__Assigned task__:
Go through the listing and state how many lines hold the string "located". Nothing else is needed.

__Information provided__:
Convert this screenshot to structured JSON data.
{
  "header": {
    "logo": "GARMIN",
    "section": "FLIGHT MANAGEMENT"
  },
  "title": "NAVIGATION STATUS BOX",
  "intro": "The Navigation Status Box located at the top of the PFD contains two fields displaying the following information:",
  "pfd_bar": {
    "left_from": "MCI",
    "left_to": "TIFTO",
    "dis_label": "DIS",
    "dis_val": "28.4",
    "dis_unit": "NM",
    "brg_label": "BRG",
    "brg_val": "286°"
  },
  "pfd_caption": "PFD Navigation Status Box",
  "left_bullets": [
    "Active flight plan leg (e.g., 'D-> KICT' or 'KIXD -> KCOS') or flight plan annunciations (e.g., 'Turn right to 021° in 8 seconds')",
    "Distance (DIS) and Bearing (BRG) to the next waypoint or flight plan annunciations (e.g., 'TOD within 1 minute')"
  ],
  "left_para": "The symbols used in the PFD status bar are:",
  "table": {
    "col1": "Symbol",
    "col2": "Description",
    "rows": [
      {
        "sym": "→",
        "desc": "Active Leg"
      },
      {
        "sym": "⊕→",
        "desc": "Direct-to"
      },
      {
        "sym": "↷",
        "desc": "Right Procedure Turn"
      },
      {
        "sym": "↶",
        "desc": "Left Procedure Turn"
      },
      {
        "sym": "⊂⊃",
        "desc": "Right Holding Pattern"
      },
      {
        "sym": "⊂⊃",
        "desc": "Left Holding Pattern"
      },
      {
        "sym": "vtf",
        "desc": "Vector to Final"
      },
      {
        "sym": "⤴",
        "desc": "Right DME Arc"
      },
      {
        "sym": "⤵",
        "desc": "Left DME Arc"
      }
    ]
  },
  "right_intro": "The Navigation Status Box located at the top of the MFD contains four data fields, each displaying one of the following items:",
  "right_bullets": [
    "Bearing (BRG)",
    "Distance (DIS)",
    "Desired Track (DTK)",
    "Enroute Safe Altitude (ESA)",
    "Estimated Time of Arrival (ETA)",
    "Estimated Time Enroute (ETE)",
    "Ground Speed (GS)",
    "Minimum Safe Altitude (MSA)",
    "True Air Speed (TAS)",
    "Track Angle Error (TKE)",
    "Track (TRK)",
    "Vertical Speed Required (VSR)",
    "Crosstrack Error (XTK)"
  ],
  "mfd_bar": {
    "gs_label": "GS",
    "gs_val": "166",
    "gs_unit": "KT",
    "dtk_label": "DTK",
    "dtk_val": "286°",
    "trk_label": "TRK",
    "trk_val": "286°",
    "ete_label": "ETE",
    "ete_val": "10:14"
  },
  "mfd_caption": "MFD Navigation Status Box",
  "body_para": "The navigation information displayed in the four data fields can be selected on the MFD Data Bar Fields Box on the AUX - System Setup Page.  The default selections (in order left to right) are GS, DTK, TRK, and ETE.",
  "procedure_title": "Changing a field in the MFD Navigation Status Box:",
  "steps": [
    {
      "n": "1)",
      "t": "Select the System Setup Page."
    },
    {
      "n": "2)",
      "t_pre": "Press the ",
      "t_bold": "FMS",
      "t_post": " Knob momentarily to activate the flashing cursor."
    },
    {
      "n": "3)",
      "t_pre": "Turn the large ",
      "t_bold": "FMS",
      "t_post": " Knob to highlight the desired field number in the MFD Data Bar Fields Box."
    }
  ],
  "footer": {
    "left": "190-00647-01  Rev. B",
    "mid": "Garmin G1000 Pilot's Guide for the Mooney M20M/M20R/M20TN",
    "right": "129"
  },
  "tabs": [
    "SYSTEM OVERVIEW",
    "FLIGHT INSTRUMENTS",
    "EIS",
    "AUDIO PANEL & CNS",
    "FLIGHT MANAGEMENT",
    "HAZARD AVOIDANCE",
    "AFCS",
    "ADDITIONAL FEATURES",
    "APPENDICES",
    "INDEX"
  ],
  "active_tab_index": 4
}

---

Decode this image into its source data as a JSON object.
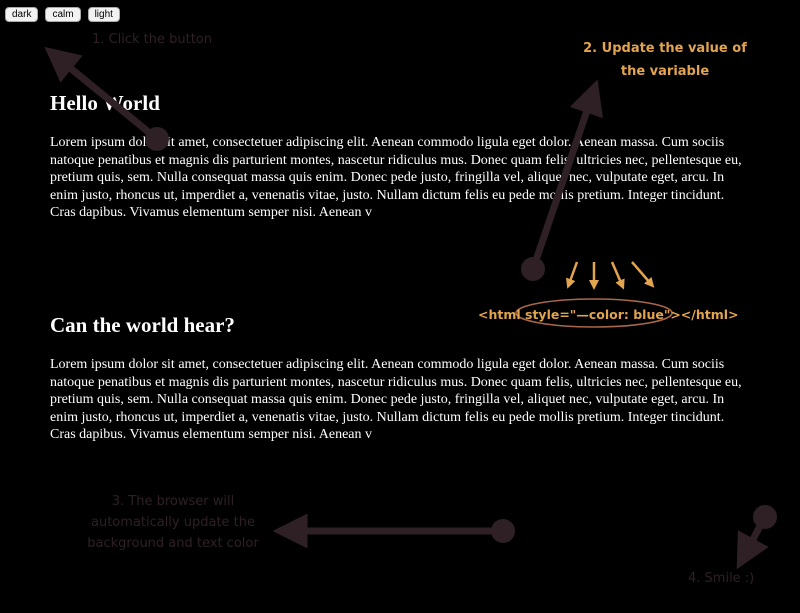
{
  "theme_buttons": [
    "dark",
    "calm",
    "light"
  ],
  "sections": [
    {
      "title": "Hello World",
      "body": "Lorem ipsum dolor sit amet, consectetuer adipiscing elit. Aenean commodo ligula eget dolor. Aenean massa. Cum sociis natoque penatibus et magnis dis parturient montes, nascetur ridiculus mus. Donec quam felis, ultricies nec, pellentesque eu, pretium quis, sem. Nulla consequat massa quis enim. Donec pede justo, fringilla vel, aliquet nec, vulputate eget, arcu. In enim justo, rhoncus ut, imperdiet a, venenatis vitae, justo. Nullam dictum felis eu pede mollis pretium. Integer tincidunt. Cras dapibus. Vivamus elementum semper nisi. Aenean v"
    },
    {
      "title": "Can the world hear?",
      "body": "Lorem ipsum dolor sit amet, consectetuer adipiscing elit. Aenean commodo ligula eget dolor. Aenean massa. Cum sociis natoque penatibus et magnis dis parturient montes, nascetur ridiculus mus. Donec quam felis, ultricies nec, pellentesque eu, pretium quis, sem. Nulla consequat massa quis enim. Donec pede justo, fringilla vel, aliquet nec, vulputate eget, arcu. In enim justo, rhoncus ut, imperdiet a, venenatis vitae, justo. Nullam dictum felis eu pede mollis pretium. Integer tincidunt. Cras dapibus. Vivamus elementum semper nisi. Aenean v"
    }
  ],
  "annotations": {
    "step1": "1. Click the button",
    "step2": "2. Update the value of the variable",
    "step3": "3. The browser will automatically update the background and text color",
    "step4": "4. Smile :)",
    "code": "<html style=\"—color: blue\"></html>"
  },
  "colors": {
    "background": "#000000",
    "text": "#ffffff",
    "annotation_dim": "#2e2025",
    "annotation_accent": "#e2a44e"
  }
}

__Exercise solution__:
2